• _Exercise objective_:
Type the data below again exactly. Omit all pictures.

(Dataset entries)
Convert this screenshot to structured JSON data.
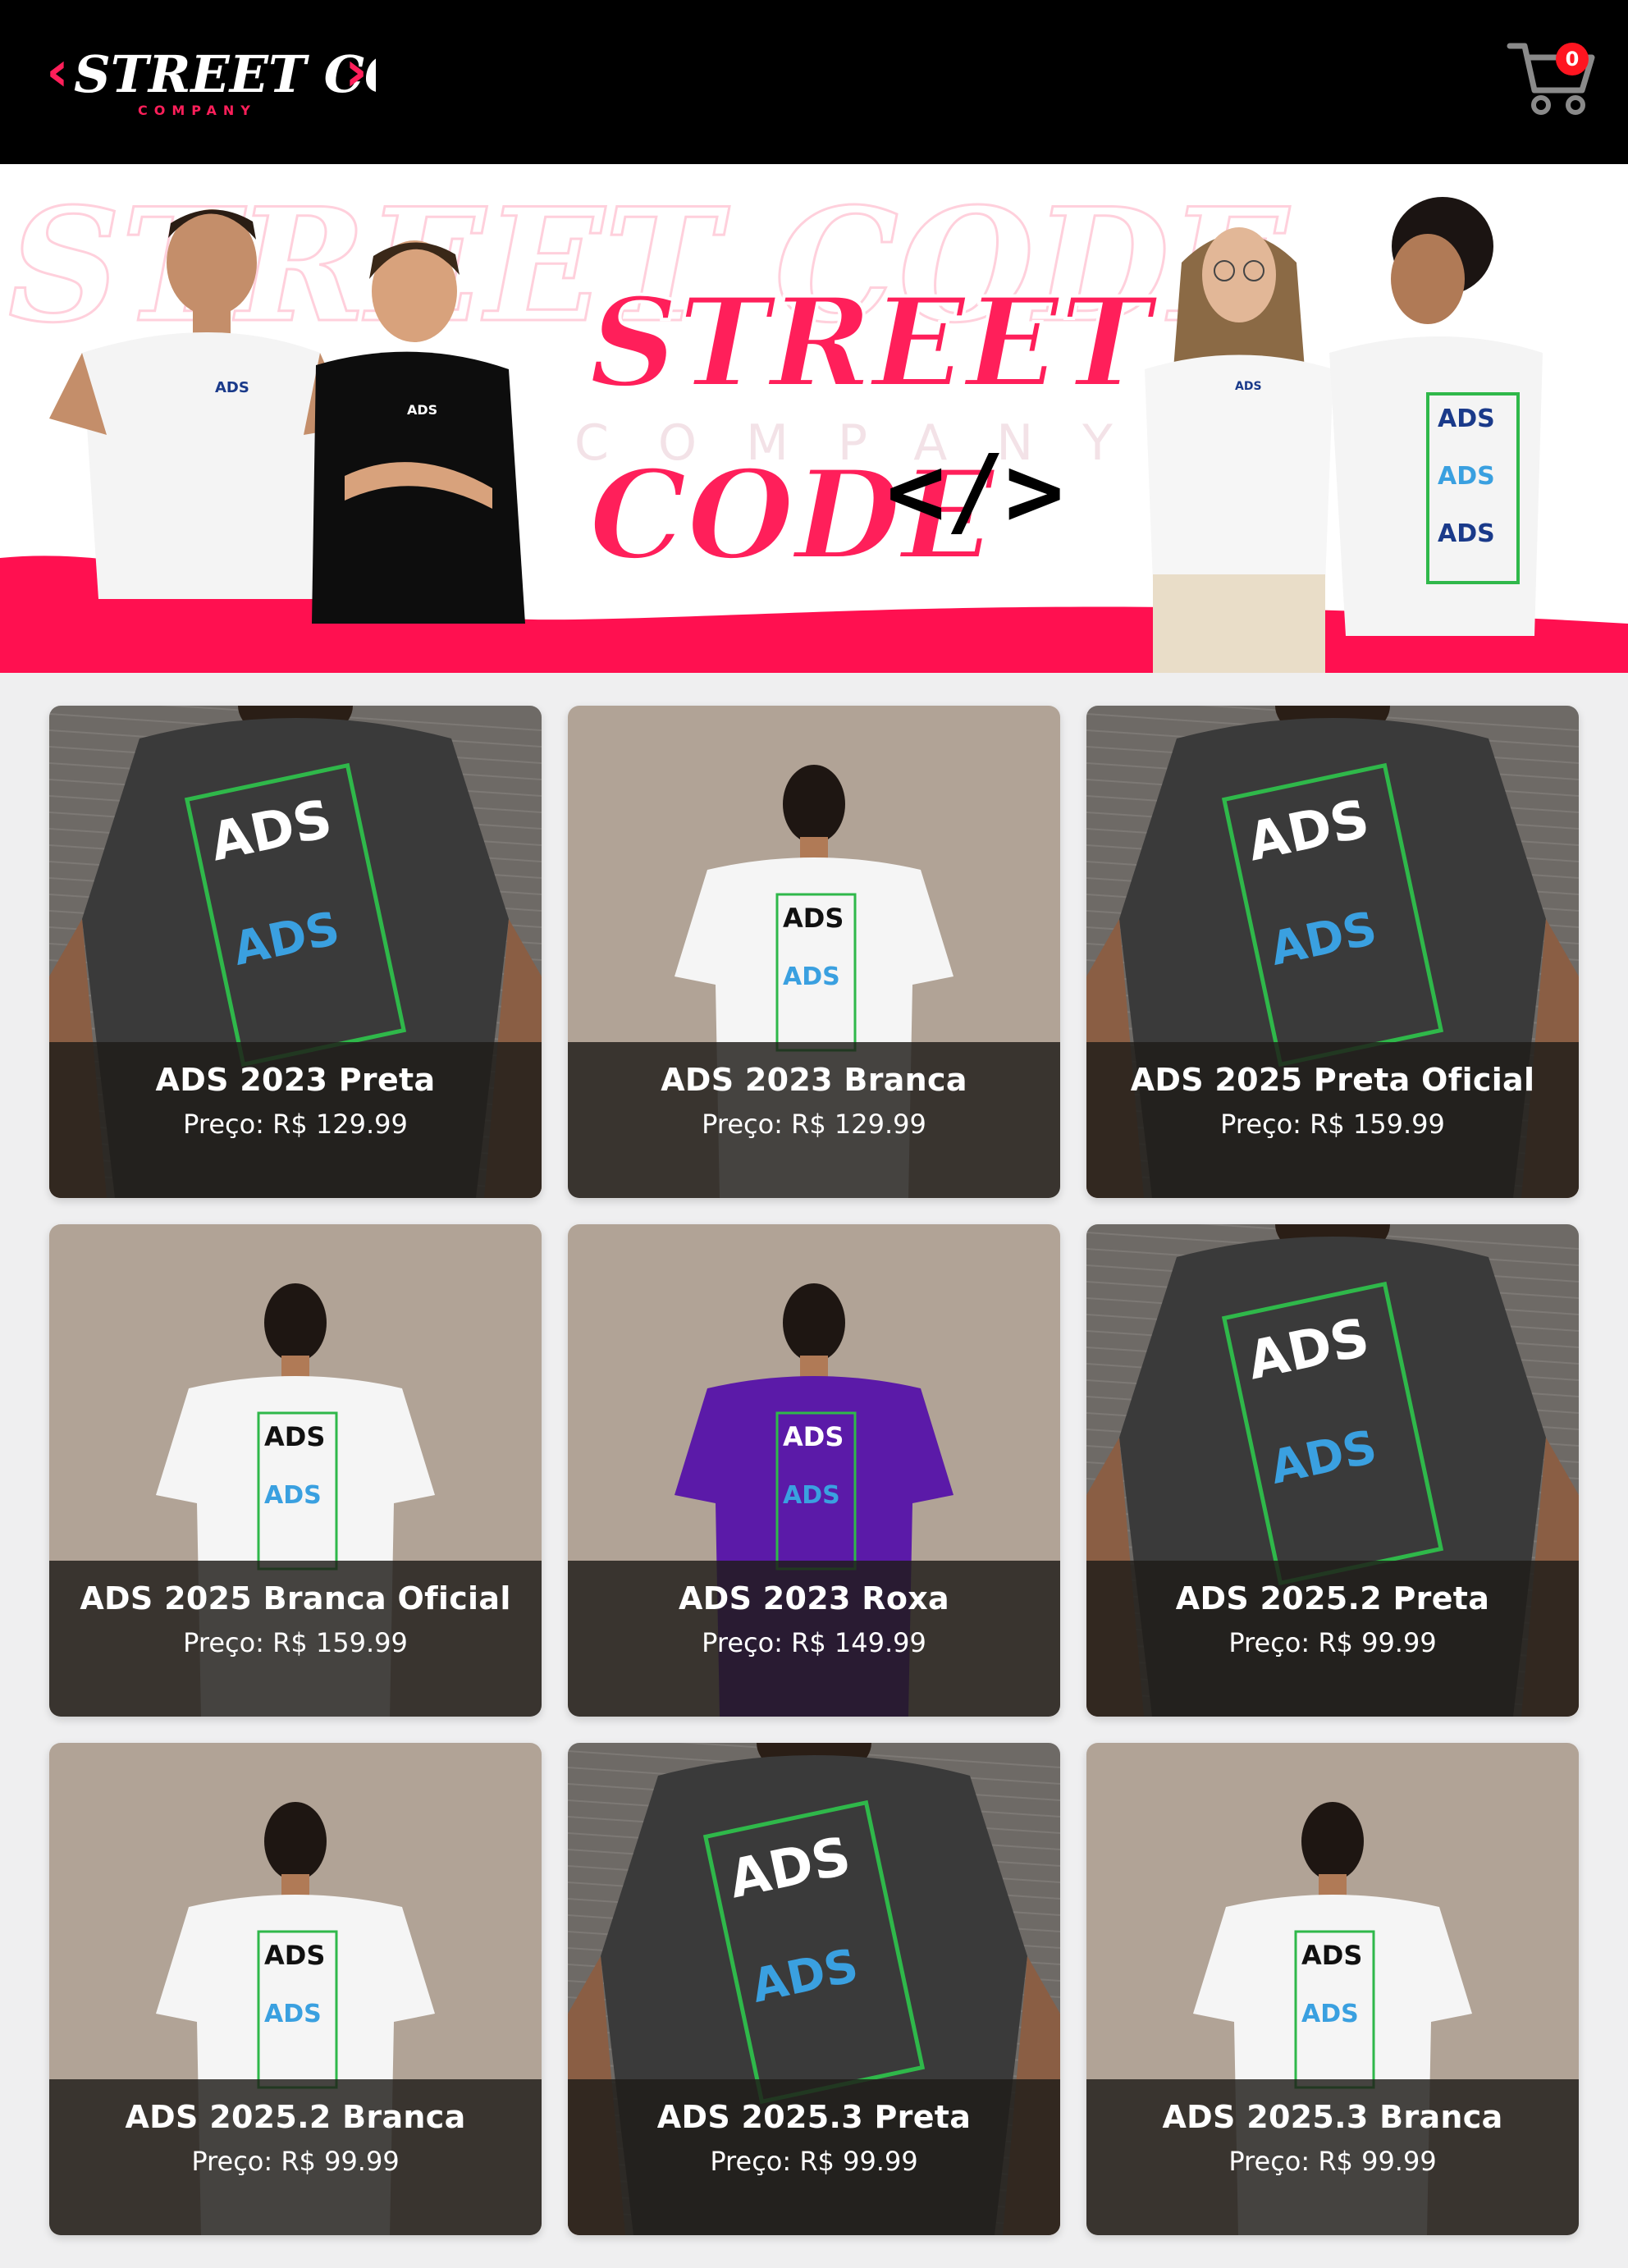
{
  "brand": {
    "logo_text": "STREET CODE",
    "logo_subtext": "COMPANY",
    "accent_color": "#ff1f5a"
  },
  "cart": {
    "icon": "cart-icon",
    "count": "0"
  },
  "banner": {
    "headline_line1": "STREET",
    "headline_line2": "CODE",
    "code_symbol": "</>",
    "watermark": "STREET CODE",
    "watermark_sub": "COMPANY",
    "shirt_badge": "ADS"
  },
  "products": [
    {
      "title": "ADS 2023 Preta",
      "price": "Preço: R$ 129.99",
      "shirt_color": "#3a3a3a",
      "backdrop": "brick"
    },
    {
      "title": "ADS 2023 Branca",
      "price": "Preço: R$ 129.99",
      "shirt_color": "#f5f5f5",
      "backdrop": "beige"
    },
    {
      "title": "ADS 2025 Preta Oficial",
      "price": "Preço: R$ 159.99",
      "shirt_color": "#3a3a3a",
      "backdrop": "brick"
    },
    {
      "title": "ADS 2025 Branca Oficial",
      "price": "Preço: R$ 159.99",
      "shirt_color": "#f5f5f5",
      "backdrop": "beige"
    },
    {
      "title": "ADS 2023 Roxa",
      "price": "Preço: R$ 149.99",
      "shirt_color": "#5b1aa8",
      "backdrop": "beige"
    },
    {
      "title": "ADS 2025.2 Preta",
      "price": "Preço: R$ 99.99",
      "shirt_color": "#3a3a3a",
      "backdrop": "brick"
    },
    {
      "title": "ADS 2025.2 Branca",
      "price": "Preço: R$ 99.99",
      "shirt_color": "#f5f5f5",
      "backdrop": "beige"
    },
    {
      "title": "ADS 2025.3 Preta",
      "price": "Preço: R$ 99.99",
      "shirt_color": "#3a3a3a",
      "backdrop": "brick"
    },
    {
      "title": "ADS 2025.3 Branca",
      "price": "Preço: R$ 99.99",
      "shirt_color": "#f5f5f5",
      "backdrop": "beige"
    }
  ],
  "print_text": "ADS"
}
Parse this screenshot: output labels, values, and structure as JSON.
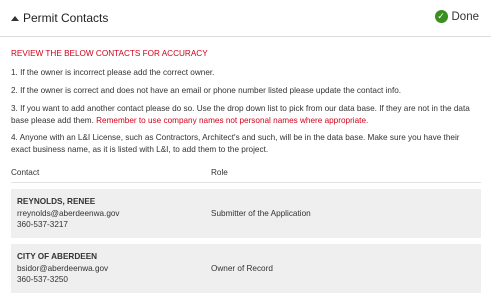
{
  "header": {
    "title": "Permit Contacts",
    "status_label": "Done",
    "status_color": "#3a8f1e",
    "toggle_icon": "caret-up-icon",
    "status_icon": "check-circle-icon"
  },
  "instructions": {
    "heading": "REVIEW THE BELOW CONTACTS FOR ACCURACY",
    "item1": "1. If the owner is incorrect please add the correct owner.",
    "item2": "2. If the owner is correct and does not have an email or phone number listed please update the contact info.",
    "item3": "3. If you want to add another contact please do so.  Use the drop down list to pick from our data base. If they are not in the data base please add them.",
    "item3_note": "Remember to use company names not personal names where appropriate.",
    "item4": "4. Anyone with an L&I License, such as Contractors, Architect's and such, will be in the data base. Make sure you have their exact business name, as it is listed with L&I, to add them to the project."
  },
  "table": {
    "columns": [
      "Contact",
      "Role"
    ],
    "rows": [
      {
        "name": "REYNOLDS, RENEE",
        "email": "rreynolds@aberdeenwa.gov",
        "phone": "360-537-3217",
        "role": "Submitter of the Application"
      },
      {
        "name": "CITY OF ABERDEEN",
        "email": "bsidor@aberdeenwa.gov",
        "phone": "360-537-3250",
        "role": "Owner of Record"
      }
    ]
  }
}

• _Task solution_:
Convert this screenshot to structured JSON data.
{
  "brand": {
    "logo_text": "STREET CODE",
    "logo_subtext": "COMPANY",
    "accent_color": "#ff1f5a"
  },
  "cart": {
    "icon": "cart-icon",
    "count": "0"
  },
  "banner": {
    "headline_line1": "STREET",
    "headline_line2": "CODE",
    "code_symbol": "</>",
    "watermark": "STREET CODE",
    "watermark_sub": "COMPANY",
    "shirt_badge": "ADS"
  },
  "products": [
    {
      "title": "ADS 2023 Preta",
      "price": "Preço: R$ 129.99",
      "shirt_color": "#3a3a3a",
      "backdrop": "brick"
    },
    {
      "title": "ADS 2023 Branca",
      "price": "Preço: R$ 129.99",
      "shirt_color": "#f5f5f5",
      "backdrop": "beige"
    },
    {
      "title": "ADS 2025 Preta Oficial",
      "price": "Preço: R$ 159.99",
      "shirt_color": "#3a3a3a",
      "backdrop": "brick"
    },
    {
      "title": "ADS 2025 Branca Oficial",
      "price": "Preço: R$ 159.99",
      "shirt_color": "#f5f5f5",
      "backdrop": "beige"
    },
    {
      "title": "ADS 2023 Roxa",
      "price": "Preço: R$ 149.99",
      "shirt_color": "#5b1aa8",
      "backdrop": "beige"
    },
    {
      "title": "ADS 2025.2 Preta",
      "price": "Preço: R$ 99.99",
      "shirt_color": "#3a3a3a",
      "backdrop": "brick"
    },
    {
      "title": "ADS 2025.2 Branca",
      "price": "Preço: R$ 99.99",
      "shirt_color": "#f5f5f5",
      "backdrop": "beige"
    },
    {
      "title": "ADS 2025.3 Preta",
      "price": "Preço: R$ 99.99",
      "shirt_color": "#3a3a3a",
      "backdrop": "brick"
    },
    {
      "title": "ADS 2025.3 Branca",
      "price": "Preço: R$ 99.99",
      "shirt_color": "#f5f5f5",
      "backdrop": "beige"
    }
  ],
  "print_text": "ADS"
}
Parse this screenshot: output labels, values, and structure as JSON.
{
  "header": {
    "title": "Permit Contacts",
    "status_label": "Done",
    "status_color": "#3a8f1e",
    "toggle_icon": "caret-up-icon",
    "status_icon": "check-circle-icon"
  },
  "instructions": {
    "heading": "REVIEW THE BELOW CONTACTS FOR ACCURACY",
    "item1": "1. If the owner is incorrect please add the correct owner.",
    "item2": "2. If the owner is correct and does not have an email or phone number listed please update the contact info.",
    "item3": "3. If you want to add another contact please do so.  Use the drop down list to pick from our data base. If they are not in the data base please add them.",
    "item3_note": "Remember to use company names not personal names where appropriate.",
    "item4": "4. Anyone with an L&I License, such as Contractors, Architect's and such, will be in the data base. Make sure you have their exact business name, as it is listed with L&I, to add them to the project."
  },
  "table": {
    "columns": [
      "Contact",
      "Role"
    ],
    "rows": [
      {
        "name": "REYNOLDS, RENEE",
        "email": "rreynolds@aberdeenwa.gov",
        "phone": "360-537-3217",
        "role": "Submitter of the Application"
      },
      {
        "name": "CITY OF ABERDEEN",
        "email": "bsidor@aberdeenwa.gov",
        "phone": "360-537-3250",
        "role": "Owner of Record"
      }
    ]
  }
}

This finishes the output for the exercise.